**Requirement**
Return all of the data that follows precisely, leaving every image out.

[Entries from a dataset of interfaces]
━━━━━━━━━━━━━━━━━━━━━━━━━━━━━━
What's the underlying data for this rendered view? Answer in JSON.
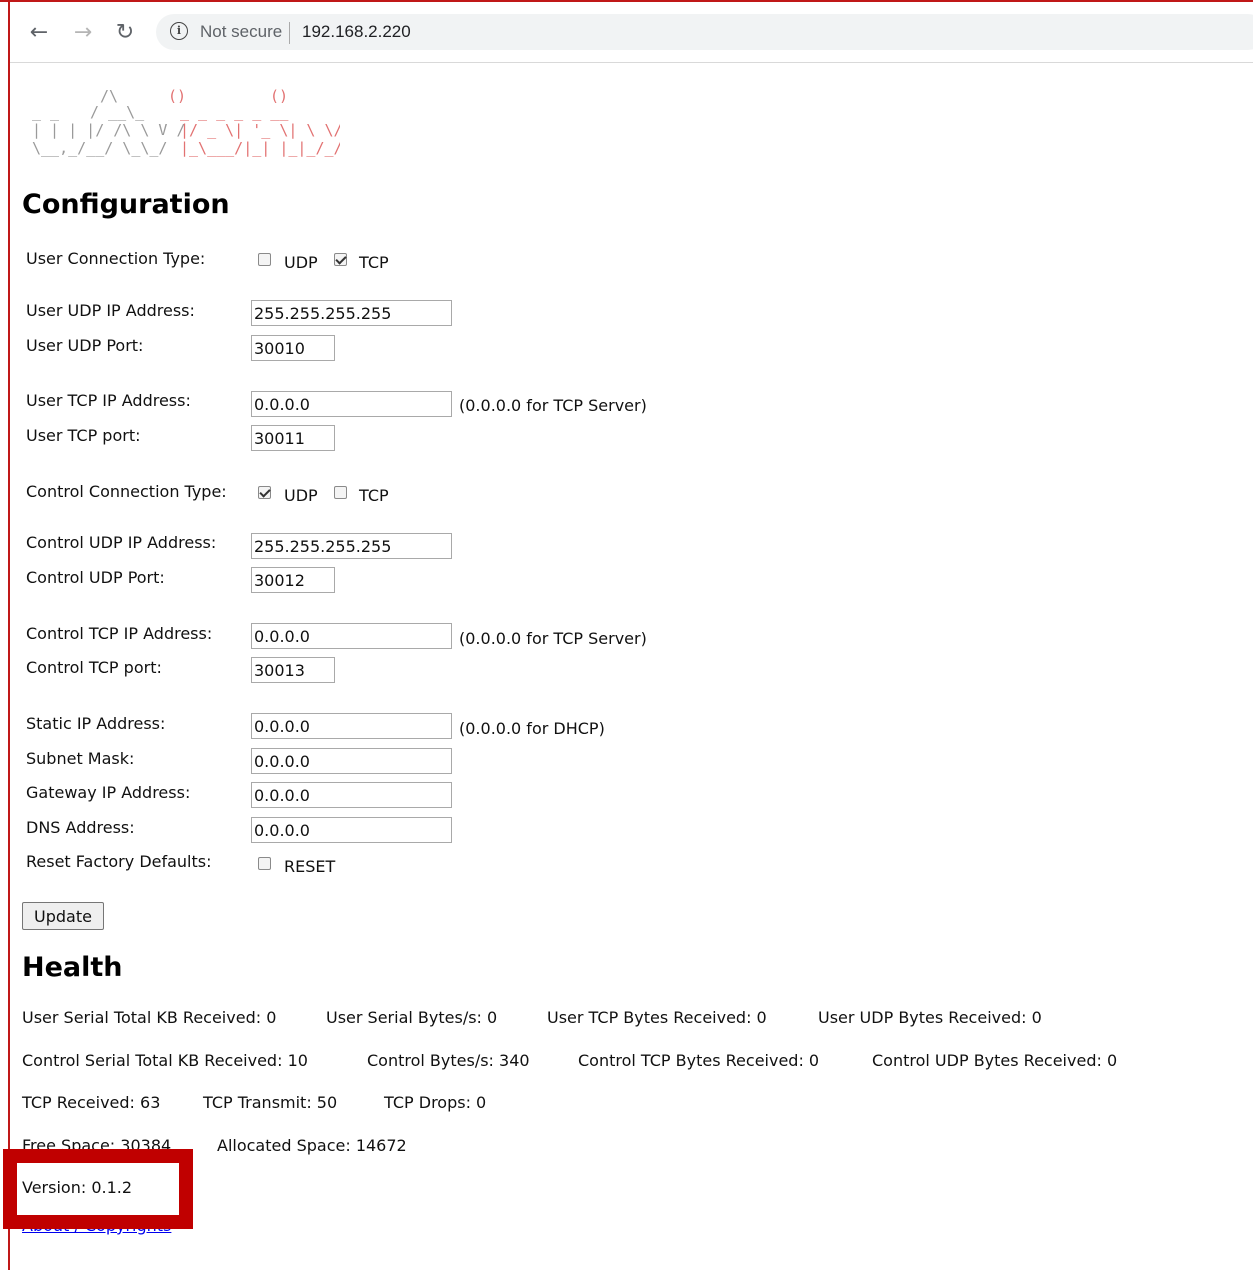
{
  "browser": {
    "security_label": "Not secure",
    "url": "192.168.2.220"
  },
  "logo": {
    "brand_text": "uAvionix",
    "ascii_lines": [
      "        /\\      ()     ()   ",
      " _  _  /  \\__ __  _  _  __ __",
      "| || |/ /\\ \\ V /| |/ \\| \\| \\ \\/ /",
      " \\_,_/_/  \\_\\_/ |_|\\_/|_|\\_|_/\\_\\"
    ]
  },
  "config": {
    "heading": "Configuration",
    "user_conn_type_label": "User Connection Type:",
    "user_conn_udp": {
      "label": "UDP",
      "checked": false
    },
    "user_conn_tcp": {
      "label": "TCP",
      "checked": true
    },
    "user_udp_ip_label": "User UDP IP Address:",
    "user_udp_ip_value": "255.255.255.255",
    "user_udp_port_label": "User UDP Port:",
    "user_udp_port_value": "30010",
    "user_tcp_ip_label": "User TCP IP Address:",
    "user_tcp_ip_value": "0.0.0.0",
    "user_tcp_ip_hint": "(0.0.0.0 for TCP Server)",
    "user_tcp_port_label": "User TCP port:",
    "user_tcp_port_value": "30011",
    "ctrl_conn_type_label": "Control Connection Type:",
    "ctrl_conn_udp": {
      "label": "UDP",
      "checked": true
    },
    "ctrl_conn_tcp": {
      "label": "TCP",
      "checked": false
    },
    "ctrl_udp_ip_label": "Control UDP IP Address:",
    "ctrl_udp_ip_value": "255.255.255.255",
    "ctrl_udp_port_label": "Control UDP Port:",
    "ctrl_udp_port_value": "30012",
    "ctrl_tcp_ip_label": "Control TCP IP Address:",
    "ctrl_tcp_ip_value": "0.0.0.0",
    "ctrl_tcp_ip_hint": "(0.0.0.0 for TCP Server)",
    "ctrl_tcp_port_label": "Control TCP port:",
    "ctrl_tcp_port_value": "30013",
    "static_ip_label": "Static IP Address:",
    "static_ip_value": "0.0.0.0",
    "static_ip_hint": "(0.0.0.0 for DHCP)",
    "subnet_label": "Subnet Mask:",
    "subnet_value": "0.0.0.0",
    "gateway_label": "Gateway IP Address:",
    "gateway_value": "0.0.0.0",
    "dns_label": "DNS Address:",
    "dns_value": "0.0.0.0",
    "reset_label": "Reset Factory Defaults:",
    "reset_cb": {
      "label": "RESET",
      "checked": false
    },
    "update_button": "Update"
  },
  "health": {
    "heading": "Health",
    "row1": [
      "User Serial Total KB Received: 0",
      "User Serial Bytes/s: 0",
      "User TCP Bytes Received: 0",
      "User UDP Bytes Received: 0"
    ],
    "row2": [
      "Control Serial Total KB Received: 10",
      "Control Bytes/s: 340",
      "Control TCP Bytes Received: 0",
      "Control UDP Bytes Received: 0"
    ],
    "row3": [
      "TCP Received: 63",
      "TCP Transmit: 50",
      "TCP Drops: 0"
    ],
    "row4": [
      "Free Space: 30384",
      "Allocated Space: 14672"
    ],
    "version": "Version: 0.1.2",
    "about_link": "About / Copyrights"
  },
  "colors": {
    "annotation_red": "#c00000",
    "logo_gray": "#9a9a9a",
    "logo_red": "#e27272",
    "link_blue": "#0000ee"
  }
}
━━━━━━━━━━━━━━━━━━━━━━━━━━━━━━
**Result for this exercise**
What's the underlying data for this rendered view? Answer in JSON.
{
  "browser": {
    "security_label": "Not secure",
    "url": "192.168.2.220"
  },
  "logo": {
    "brand_text": "uAvionix",
    "ascii_lines": [
      "        /\\      ()     ()   ",
      " _  _  /  \\__ __  _  _  __ __",
      "| || |/ /\\ \\ V /| |/ \\| \\| \\ \\/ /",
      " \\_,_/_/  \\_\\_/ |_|\\_/|_|\\_|_/\\_\\"
    ]
  },
  "config": {
    "heading": "Configuration",
    "user_conn_type_label": "User Connection Type:",
    "user_conn_udp": {
      "label": "UDP",
      "checked": false
    },
    "user_conn_tcp": {
      "label": "TCP",
      "checked": true
    },
    "user_udp_ip_label": "User UDP IP Address:",
    "user_udp_ip_value": "255.255.255.255",
    "user_udp_port_label": "User UDP Port:",
    "user_udp_port_value": "30010",
    "user_tcp_ip_label": "User TCP IP Address:",
    "user_tcp_ip_value": "0.0.0.0",
    "user_tcp_ip_hint": "(0.0.0.0 for TCP Server)",
    "user_tcp_port_label": "User TCP port:",
    "user_tcp_port_value": "30011",
    "ctrl_conn_type_label": "Control Connection Type:",
    "ctrl_conn_udp": {
      "label": "UDP",
      "checked": true
    },
    "ctrl_conn_tcp": {
      "label": "TCP",
      "checked": false
    },
    "ctrl_udp_ip_label": "Control UDP IP Address:",
    "ctrl_udp_ip_value": "255.255.255.255",
    "ctrl_udp_port_label": "Control UDP Port:",
    "ctrl_udp_port_value": "30012",
    "ctrl_tcp_ip_label": "Control TCP IP Address:",
    "ctrl_tcp_ip_value": "0.0.0.0",
    "ctrl_tcp_ip_hint": "(0.0.0.0 for TCP Server)",
    "ctrl_tcp_port_label": "Control TCP port:",
    "ctrl_tcp_port_value": "30013",
    "static_ip_label": "Static IP Address:",
    "static_ip_value": "0.0.0.0",
    "static_ip_hint": "(0.0.0.0 for DHCP)",
    "subnet_label": "Subnet Mask:",
    "subnet_value": "0.0.0.0",
    "gateway_label": "Gateway IP Address:",
    "gateway_value": "0.0.0.0",
    "dns_label": "DNS Address:",
    "dns_value": "0.0.0.0",
    "reset_label": "Reset Factory Defaults:",
    "reset_cb": {
      "label": "RESET",
      "checked": false
    },
    "update_button": "Update"
  },
  "health": {
    "heading": "Health",
    "row1": [
      "User Serial Total KB Received: 0",
      "User Serial Bytes/s: 0",
      "User TCP Bytes Received: 0",
      "User UDP Bytes Received: 0"
    ],
    "row2": [
      "Control Serial Total KB Received: 10",
      "Control Bytes/s: 340",
      "Control TCP Bytes Received: 0",
      "Control UDP Bytes Received: 0"
    ],
    "row3": [
      "TCP Received: 63",
      "TCP Transmit: 50",
      "TCP Drops: 0"
    ],
    "row4": [
      "Free Space: 30384",
      "Allocated Space: 14672"
    ],
    "version": "Version: 0.1.2",
    "about_link": "About / Copyrights"
  },
  "colors": {
    "annotation_red": "#c00000",
    "logo_gray": "#9a9a9a",
    "logo_red": "#e27272",
    "link_blue": "#0000ee"
  }
}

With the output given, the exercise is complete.